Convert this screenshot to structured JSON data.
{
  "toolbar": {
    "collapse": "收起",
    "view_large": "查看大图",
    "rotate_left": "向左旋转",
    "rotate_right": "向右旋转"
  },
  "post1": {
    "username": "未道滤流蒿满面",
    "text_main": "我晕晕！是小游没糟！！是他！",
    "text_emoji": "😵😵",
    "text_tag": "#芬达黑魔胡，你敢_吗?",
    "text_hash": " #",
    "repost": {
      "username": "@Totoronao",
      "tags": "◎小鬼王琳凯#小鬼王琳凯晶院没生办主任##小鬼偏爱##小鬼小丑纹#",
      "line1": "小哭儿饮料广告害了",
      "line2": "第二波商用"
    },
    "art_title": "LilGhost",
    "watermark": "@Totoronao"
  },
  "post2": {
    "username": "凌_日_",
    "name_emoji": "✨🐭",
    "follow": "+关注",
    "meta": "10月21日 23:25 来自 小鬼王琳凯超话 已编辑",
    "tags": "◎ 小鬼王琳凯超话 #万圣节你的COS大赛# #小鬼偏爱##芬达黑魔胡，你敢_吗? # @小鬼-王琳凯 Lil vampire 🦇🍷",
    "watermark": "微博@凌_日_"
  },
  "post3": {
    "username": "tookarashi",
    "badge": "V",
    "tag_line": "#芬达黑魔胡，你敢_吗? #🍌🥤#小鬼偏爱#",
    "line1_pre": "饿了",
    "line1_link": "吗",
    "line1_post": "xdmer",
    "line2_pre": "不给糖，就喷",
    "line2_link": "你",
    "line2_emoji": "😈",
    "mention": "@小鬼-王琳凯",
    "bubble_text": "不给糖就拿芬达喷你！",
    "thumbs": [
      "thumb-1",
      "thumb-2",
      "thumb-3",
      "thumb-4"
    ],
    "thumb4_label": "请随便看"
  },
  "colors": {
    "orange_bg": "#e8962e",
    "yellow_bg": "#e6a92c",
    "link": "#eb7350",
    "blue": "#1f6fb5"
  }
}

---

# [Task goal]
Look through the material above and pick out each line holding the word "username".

# [Task result]
    "username": "未道滤流蒿满面",
      "username": "@Totoronao",
    "username": "凌_日_",
    "username": "tookarashi",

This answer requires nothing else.